▶ [Exercise brief]
Please return all lines from the records below that include the string "structured".

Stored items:

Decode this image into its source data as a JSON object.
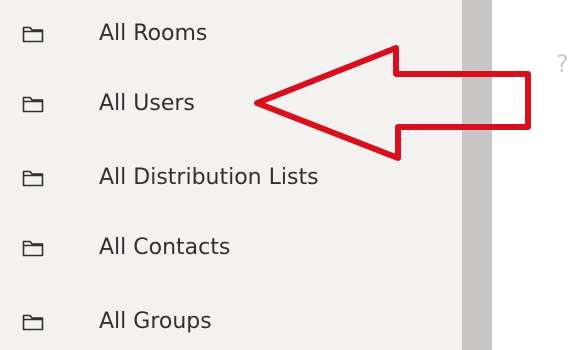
{
  "sidebar": {
    "items": [
      {
        "label": "All Rooms",
        "icon": "folder-icon"
      },
      {
        "label": "All Users",
        "icon": "folder-icon"
      },
      {
        "label": "All Distribution Lists",
        "icon": "folder-icon"
      },
      {
        "label": "All Contacts",
        "icon": "folder-icon"
      },
      {
        "label": "All Groups",
        "icon": "folder-icon"
      }
    ]
  },
  "edge_glyph": "?",
  "annotation": {
    "shape": "arrow-left",
    "color": "#d8101e"
  },
  "colors": {
    "sidebar_background": "#f3f2f1",
    "scrollbar": "#c8c6c4",
    "text": "#323130"
  }
}
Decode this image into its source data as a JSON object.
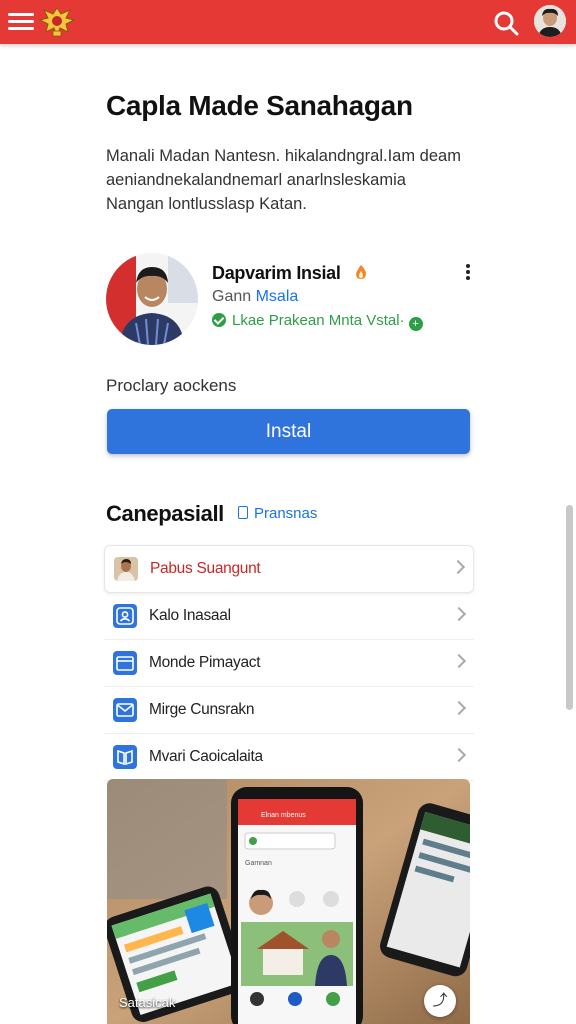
{
  "header": {
    "menu_icon": "hamburger-menu-icon",
    "logo_icon": "garuda-emblem-icon",
    "search_icon": "search-icon",
    "accent_color": "#e53935"
  },
  "article": {
    "title": "Capla Made Sanahagan",
    "description": "Manali Madan Nantesn. hikalandngral.Iam deam aeniandnekalandnemarl anarlnsleskamia Nangan lontlusslasp Katan."
  },
  "profile": {
    "name": "Dapvarim Insial",
    "subtitle_prefix": "Gann",
    "subtitle_link": "Msala",
    "status": "Lkae Prakean Mnta Vstal·",
    "status_color": "#2e9e45"
  },
  "install": {
    "label": "Proclary aockens",
    "button_label": "Instal",
    "button_color": "#2f74dc"
  },
  "section": {
    "title": "Canepasiall",
    "link_label": "Pransnas",
    "items": [
      {
        "label": "Pabus Suangunt",
        "icon": "thumbnail-photo"
      },
      {
        "label": "Kalo Inasaal",
        "icon": "person-icon"
      },
      {
        "label": "Monde Pimayact",
        "icon": "folder-icon"
      },
      {
        "label": "Mirge Cunsrakn",
        "icon": "mail-icon"
      },
      {
        "label": "Mvari Caoicalaita",
        "icon": "book-icon"
      }
    ]
  },
  "hero": {
    "caption": "Satasicak",
    "phone_header": "Elnan mbenus",
    "phone_field": "Gamnan"
  }
}
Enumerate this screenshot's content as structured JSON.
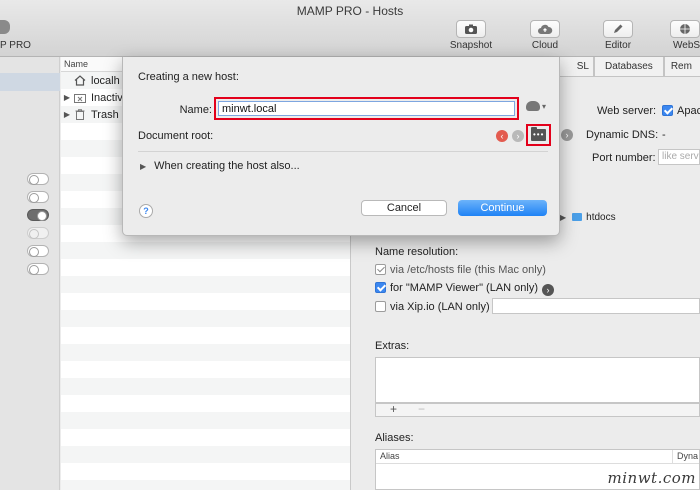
{
  "window": {
    "title": "MAMP PRO - Hosts"
  },
  "toolbar": {
    "left_partial_label": "P PRO",
    "buttons": [
      {
        "label": "Snapshot",
        "icon": "camera-icon"
      },
      {
        "label": "Cloud",
        "icon": "cloud-icon"
      },
      {
        "label": "Editor",
        "icon": "pen-icon"
      },
      {
        "label": "WebSt",
        "icon": "globe-icon"
      }
    ]
  },
  "hosts": {
    "column_header": "Name",
    "rows": [
      {
        "label": "localh",
        "icon": "house-icon",
        "expander": ""
      },
      {
        "label": "Inactiv",
        "icon": "folder-x-icon",
        "expander": "▶"
      },
      {
        "label": "Trash",
        "icon": "trash-icon",
        "expander": "▶"
      }
    ]
  },
  "right_panel": {
    "tabs": [
      "SL",
      "Databases",
      "Rem"
    ],
    "web_server_label": "Web server:",
    "web_server_value": "Apach",
    "dynamic_dns_label": "Dynamic DNS:",
    "dynamic_dns_value": "-",
    "port_number_label": "Port number:",
    "port_placeholder": "like serv",
    "doc_root_path": "htdocs",
    "name_resolution_label": "Name resolution:",
    "resolution_options": [
      {
        "label": "via /etc/hosts file (this Mac only)",
        "state": "gray"
      },
      {
        "label": "for \"MAMP Viewer\" (LAN only)",
        "state": "checked"
      },
      {
        "label": "via Xip.io (LAN only)",
        "state": "unchecked"
      }
    ],
    "extras_label": "Extras:",
    "add_symbol": "+",
    "remove_symbol": "−",
    "aliases_label": "Aliases:",
    "alias_column": "Alias",
    "alias_column_2": "Dyna"
  },
  "dialog": {
    "title": "Creating a new host:",
    "name_label": "Name:",
    "name_value": "minwt.local",
    "document_root_label": "Document root:",
    "expander_label": "When creating the host also...",
    "help_label": "?",
    "cancel_label": "Cancel",
    "continue_label": "Continue"
  },
  "watermark": "minwt.com",
  "colors": {
    "highlight": "#e3001b",
    "accent": "#1f82f5",
    "checked": "#3b87f0"
  }
}
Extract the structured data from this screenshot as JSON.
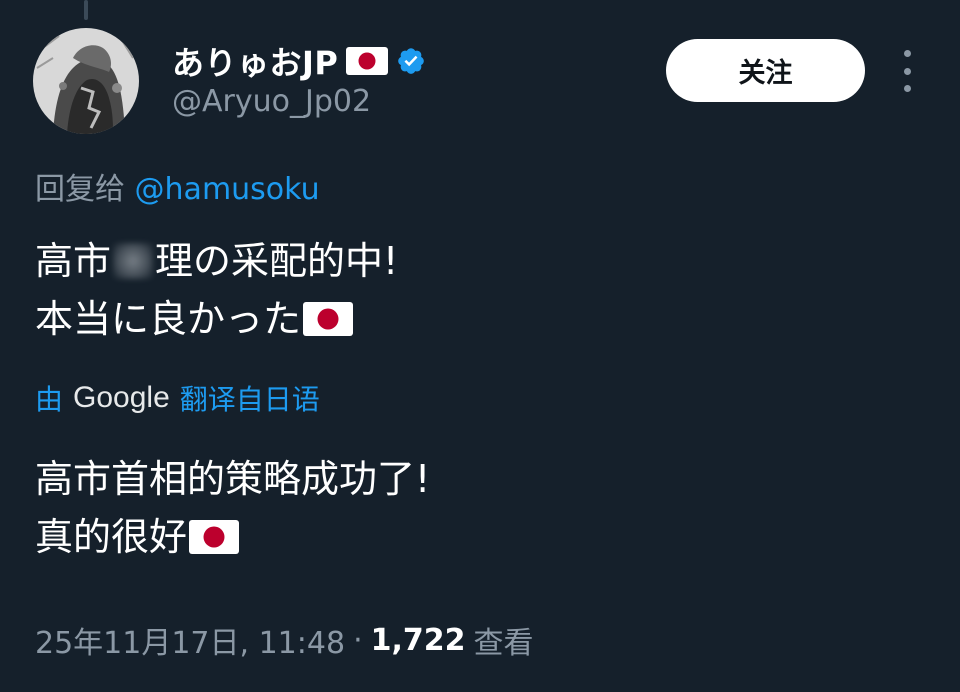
{
  "author": {
    "display_name": "ありゅおJP",
    "handle": "@Aryuo_Jp02",
    "verified": true
  },
  "follow_button": {
    "label": "关注"
  },
  "reply_to": {
    "prefix": "回复给",
    "mention": "@hamusoku"
  },
  "original_text": {
    "line1_part1": "高市",
    "line1_part2": "理の采配的中!",
    "line2": "本当に良かった"
  },
  "translation_bar": {
    "prefix": "由",
    "provider": "Google",
    "suffix": "翻译自日语"
  },
  "translated_text": {
    "line1": "高市首相的策略成功了!",
    "line2": "真的很好"
  },
  "meta": {
    "timestamp": "25年11月17日, 11:48",
    "separator": "·",
    "views_count": "1,722",
    "views_label": "查看"
  },
  "colors": {
    "background": "#15202b",
    "accent": "#1d9bf0",
    "muted": "#8b98a5"
  },
  "icons": {
    "verified": "verified-badge-icon",
    "more": "more-options-icon",
    "flag": "japan-flag-icon"
  }
}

▶ [Result]
Enumerate this screenshot's content as structured JSON.
Extract the structured data from this screenshot as JSON.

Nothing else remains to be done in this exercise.